→ THE PROBLEM: Please reproduce the entries below exactly from the line with "What data populates" through their last line, leaving out any pictures.
== MATERIAL TO PROCESS
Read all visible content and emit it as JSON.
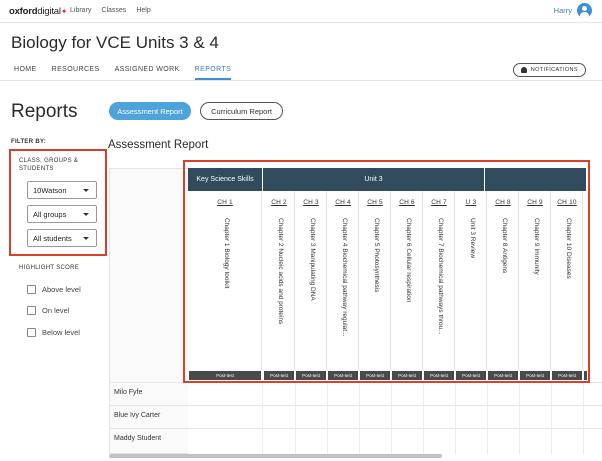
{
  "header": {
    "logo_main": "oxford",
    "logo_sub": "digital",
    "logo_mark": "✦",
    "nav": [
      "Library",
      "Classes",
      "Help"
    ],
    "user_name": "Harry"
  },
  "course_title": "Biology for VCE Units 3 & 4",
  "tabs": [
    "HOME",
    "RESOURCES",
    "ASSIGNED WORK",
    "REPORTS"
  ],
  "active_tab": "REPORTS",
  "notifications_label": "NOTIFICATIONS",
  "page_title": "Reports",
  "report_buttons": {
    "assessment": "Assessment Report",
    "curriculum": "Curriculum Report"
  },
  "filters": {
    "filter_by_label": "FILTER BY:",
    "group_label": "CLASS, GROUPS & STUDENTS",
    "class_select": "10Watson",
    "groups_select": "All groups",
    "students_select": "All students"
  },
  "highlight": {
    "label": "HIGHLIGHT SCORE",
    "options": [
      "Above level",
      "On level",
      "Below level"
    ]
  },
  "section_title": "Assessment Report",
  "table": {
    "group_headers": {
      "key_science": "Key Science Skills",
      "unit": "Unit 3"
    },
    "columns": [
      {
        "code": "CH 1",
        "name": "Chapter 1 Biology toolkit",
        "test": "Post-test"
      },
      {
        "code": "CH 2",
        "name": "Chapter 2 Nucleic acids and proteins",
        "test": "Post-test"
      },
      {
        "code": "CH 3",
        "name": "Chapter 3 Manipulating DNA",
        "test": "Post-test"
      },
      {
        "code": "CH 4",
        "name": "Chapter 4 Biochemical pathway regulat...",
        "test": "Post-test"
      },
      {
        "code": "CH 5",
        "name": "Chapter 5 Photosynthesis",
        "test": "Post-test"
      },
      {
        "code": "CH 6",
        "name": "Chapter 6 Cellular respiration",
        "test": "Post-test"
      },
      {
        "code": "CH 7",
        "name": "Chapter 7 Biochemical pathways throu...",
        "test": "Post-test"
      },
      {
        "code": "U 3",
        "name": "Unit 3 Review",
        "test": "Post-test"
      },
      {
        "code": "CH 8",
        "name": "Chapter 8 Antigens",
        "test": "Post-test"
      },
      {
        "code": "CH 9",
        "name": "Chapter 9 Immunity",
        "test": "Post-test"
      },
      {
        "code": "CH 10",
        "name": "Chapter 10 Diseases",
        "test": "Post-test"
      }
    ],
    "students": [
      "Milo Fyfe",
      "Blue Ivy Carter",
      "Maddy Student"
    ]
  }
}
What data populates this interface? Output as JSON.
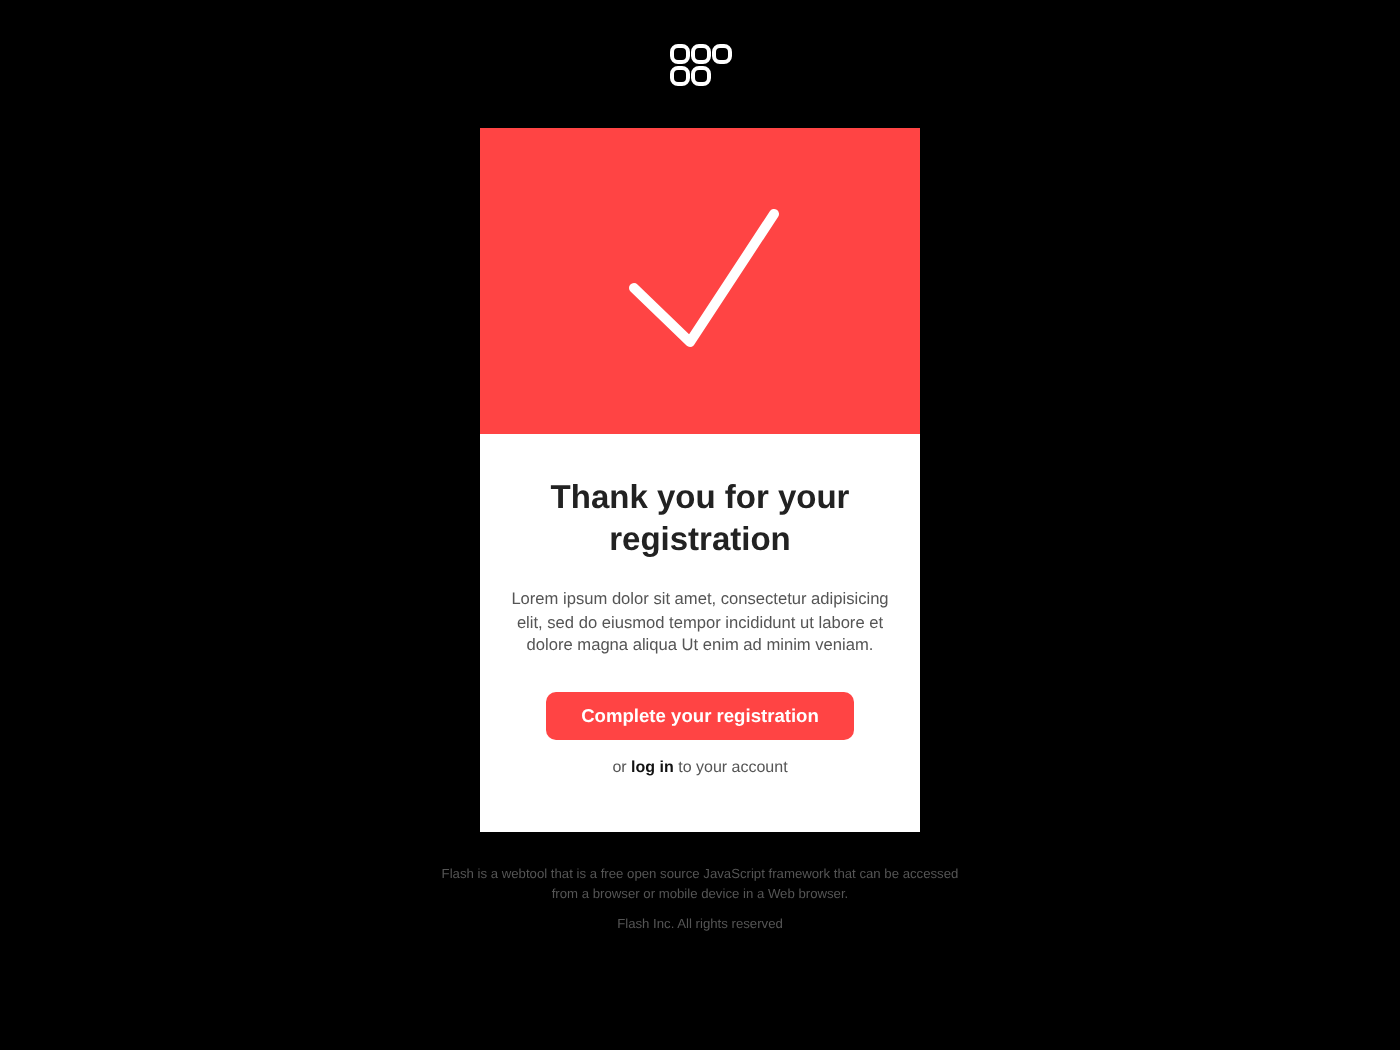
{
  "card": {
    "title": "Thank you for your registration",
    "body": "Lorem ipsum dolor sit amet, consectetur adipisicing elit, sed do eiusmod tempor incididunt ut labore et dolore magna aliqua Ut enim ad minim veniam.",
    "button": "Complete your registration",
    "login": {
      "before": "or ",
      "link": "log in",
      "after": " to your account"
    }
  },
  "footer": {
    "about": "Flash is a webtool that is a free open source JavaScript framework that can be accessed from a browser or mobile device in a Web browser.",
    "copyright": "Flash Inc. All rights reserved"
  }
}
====
→ SOLVED PROBLEM:
What data populates this interface? Output as JSON.
{
  "card": {
    "title": "Thank you for your registration",
    "body": "Lorem ipsum dolor sit amet, consectetur adipisicing elit, sed do eiusmod tempor incididunt ut labore et dolore magna aliqua Ut enim ad minim veniam.",
    "button": "Complete your registration",
    "login": {
      "before": "or ",
      "link": "log in",
      "after": " to your account"
    }
  },
  "footer": {
    "about": "Flash is a webtool that is a free open source JavaScript framework that can be accessed from a browser or mobile device in a Web browser.",
    "copyright": "Flash Inc. All rights reserved"
  }
}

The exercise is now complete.